WALL-E is fully content to do the job he was built for – cleaning up Earth. For hundreds of years, he does the same thing over and over, but over this time, he begins to develop a personality and realizes he is a lonely bot. Enter EVE, a robot probe sent to Earth to scan what the planet may have to offer. Sparks fly as WALL-E has found his dream bot.
The Terminator (1984)
James Cameron brought artificial intelligence to life in 1984’s hit film, The Terminator, and in doing so, not only made a massive star out of Arnold Schwarzenegger but probably gave a reason why so many today are very wary of artificial intelligence. Who wants to be hunted down by something that can’t be killed?
Arnie and Cameron showed the world just what could happen with AI if given the opportunity. They can be programmed, but they can also think for themselves. They can be relentless in the pursuit of their end goal.
AI: Artificial Intelligence (2001)
He just wants to be loved and that is how his artificial intelligence is programmed. Steven Spielberg picked up where Stanley Kubrick had wanted to go when Spielberg took on Brian Aldiss’s short story, Super-Toys Last All Summer Long.

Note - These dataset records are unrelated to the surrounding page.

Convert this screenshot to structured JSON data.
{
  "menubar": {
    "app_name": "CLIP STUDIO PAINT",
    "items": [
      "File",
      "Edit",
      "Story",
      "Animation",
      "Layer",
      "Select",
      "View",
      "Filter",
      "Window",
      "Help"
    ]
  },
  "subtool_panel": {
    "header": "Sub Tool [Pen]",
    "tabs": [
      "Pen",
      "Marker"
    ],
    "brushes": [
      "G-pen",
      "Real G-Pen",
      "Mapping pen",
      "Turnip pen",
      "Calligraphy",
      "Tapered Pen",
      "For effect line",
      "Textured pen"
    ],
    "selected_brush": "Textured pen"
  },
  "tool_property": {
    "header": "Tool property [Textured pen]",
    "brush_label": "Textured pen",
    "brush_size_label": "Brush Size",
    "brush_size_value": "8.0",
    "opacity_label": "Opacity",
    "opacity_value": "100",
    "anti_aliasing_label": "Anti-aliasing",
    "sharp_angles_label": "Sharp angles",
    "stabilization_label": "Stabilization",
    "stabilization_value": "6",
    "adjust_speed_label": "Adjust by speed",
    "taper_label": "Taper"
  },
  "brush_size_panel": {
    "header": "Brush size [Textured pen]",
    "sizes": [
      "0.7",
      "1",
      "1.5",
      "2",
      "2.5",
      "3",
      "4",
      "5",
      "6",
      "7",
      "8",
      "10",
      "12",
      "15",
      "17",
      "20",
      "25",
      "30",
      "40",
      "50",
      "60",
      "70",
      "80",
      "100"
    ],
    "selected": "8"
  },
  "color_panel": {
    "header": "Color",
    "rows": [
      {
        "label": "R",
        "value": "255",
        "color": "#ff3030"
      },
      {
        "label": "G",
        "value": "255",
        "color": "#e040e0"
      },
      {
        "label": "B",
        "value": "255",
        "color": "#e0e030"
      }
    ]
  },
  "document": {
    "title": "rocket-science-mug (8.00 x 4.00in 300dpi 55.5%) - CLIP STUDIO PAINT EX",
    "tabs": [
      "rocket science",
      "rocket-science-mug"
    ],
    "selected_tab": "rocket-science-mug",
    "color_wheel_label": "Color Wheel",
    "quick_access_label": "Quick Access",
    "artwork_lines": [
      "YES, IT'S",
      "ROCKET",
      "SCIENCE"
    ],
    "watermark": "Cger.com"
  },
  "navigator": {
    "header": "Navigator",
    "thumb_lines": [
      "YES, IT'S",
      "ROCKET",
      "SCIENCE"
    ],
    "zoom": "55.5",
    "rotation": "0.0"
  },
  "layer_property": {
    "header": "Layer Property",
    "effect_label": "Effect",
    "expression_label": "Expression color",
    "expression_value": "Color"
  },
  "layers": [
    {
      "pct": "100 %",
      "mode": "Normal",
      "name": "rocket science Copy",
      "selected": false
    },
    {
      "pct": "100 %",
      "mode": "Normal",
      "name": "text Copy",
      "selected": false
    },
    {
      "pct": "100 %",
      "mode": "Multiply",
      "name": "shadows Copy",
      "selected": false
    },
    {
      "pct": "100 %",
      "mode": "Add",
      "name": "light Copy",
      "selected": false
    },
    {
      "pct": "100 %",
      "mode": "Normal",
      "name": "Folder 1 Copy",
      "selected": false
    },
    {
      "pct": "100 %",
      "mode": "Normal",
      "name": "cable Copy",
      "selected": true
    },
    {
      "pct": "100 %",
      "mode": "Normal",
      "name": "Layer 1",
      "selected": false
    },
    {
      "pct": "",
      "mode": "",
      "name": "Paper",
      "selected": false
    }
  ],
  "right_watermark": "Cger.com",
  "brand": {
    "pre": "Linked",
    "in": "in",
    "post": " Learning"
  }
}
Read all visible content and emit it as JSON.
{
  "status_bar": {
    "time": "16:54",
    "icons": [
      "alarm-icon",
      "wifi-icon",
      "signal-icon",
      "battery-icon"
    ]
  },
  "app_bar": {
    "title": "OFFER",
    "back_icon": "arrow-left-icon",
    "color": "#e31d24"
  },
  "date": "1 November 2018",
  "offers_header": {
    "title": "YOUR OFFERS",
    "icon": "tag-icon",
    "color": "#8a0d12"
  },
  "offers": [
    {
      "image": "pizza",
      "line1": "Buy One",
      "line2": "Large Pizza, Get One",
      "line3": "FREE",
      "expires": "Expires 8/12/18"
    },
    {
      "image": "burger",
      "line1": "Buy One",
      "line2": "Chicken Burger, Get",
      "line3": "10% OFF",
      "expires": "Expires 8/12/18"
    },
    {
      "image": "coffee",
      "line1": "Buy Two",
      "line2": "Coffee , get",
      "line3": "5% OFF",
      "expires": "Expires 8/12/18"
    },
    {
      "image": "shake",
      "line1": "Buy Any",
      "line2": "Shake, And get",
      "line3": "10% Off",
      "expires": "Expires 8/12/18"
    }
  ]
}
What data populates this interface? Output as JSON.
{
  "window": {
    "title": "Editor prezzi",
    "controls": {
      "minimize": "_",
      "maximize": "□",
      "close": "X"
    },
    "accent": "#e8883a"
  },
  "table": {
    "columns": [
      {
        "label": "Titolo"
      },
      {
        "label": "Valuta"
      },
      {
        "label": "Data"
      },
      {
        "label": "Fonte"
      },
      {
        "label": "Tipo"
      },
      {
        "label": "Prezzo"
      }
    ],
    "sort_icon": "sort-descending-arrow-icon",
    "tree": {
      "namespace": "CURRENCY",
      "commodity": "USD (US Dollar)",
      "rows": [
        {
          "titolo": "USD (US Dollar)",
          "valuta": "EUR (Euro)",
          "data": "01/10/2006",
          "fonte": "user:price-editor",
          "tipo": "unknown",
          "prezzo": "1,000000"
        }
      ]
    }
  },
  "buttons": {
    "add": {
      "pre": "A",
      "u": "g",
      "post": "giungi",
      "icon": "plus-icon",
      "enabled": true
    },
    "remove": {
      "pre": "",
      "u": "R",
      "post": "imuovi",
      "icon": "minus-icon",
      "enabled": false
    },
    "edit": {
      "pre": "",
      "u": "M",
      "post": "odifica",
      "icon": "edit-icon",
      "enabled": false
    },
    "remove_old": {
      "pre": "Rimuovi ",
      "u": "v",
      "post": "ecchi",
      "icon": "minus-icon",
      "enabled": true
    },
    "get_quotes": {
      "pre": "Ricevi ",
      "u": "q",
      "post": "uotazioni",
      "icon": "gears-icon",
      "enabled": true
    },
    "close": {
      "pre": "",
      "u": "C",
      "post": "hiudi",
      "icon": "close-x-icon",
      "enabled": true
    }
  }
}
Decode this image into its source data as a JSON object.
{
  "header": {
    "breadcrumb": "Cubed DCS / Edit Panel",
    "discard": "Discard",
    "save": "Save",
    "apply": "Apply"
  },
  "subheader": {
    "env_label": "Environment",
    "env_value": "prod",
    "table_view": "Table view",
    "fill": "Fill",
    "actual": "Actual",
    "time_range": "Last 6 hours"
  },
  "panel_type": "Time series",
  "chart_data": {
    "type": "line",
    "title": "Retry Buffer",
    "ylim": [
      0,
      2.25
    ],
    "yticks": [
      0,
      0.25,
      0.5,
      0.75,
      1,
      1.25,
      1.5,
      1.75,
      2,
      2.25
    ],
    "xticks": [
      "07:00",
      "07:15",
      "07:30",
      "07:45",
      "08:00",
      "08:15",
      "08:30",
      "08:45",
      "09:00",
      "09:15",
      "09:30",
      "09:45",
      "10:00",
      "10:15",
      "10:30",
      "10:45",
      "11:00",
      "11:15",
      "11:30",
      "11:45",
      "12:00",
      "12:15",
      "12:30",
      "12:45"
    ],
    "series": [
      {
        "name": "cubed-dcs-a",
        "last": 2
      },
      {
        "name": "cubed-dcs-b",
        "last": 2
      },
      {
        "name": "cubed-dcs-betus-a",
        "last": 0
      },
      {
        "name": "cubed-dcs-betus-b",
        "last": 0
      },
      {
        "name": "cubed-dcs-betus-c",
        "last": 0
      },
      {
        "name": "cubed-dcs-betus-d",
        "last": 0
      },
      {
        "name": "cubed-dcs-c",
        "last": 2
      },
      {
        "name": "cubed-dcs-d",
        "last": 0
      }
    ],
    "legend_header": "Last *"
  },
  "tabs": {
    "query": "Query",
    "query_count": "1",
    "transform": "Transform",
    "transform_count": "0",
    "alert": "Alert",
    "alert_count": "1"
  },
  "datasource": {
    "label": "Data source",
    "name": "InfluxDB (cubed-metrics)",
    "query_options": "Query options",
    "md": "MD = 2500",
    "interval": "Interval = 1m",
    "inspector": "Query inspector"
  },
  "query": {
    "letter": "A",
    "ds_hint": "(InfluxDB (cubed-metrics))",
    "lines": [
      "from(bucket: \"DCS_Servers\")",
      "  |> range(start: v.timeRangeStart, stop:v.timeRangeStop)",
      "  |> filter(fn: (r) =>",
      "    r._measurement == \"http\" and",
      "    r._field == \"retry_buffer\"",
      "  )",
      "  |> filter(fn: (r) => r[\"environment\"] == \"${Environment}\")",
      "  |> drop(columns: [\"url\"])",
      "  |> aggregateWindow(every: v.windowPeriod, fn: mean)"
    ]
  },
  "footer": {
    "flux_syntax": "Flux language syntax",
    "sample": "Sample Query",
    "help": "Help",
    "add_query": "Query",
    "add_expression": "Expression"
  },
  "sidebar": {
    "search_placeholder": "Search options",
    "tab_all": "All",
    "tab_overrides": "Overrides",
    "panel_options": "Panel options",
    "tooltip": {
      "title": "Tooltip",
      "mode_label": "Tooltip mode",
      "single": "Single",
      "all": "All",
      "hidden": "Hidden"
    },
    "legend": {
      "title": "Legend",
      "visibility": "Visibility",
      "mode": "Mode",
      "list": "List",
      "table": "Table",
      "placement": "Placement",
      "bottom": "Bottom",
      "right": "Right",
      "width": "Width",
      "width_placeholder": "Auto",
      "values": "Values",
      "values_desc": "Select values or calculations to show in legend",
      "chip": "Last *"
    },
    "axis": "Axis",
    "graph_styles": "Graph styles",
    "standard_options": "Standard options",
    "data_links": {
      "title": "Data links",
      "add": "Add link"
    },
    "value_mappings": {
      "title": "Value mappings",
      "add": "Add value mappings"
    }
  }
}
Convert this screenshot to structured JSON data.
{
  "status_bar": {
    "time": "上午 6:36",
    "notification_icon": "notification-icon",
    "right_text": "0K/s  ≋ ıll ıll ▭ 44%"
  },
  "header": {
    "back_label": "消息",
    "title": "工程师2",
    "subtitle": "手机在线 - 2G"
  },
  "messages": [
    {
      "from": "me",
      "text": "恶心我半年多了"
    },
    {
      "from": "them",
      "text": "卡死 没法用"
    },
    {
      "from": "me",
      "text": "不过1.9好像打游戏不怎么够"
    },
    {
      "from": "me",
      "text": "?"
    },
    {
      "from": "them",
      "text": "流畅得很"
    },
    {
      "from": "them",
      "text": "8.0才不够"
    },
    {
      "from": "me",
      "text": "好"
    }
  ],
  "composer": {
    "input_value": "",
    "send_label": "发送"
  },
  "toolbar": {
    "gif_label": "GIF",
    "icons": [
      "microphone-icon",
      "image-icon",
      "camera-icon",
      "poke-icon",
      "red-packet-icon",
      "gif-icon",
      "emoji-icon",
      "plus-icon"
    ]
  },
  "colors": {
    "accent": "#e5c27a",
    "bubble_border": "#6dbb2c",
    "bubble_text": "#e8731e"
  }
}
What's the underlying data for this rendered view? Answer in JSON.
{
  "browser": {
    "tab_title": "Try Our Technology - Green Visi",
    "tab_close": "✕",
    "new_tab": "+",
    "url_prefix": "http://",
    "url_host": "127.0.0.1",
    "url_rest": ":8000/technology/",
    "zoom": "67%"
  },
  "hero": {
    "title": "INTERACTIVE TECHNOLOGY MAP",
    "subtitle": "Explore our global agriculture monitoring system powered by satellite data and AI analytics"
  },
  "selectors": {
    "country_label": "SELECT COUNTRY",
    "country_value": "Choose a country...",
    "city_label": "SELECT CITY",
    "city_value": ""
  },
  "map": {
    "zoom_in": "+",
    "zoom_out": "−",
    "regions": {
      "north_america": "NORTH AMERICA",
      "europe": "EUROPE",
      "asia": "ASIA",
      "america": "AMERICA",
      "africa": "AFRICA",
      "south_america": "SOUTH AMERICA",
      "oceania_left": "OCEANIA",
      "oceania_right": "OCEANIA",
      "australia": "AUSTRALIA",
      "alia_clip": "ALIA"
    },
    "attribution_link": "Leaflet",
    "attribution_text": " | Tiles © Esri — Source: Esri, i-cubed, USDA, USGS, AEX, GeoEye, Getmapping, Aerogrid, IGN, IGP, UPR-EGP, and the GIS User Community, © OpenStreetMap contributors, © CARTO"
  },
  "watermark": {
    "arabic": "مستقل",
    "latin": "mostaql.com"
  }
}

The project ended up becoming A.I. Artificial Intelligence, a film about David (Haley Joel Osment), an artificially intelligent boy who is brought into a family to help them with the loss of a son who has contracted a rare disease and is now in suspended animation.
David fills the void for a while, but because of artificial intelligence and a series of circumstances, David decides to take a journey to discover who and what he truly is.
Johnny Depp stars as Will Caster, a computer scientist who becomes the world’s first artificial intelligence specimen after a terrorist group poisons him and is given less than a month to live. His wife, Evelyn (Rebecca Hall), comes up with a way to upload Will’s consciousness into a quantum computer and while his body dies, Will’s mind lives on in the computer.
With Will still able to communicate, he wants to be connected to the internet so he can gain as much knowledge as possible. But is Will truly Will now? When Evelyn realizes that Will can now tap into other humans, she finally realizes Will’s motives may be something else altogether.
The Bicentennial Man (1999)
Leave it up to the late Robin Williams to create a non-violent story about artificial intelligence. But also leave it up to Williams to give some heart and humor to his artificially intelligent robot named Andrew. When we first meet Andrew, he is visually a robot. He comes to the Martin home as a servant, performing housework and any maintenance that is necessary.
As Andrew becomes more familiar with the Martins, he discovers that he has emotions. As time goes on and Andrew’s AI continues to advance, he decides he wants to look like a human and not a robot. Little by little, Andrew finds ways to make this happen until he gets to the point where he wants his creator to replace his artificial fluids with those of humans.
The Bicentennial Man is based on the Isaac Asimov/Robert Silverberg novel, The Positronic Man, and offers a serious look at humanity, love, sex, and mortality, while also offering genuine smiles along the way.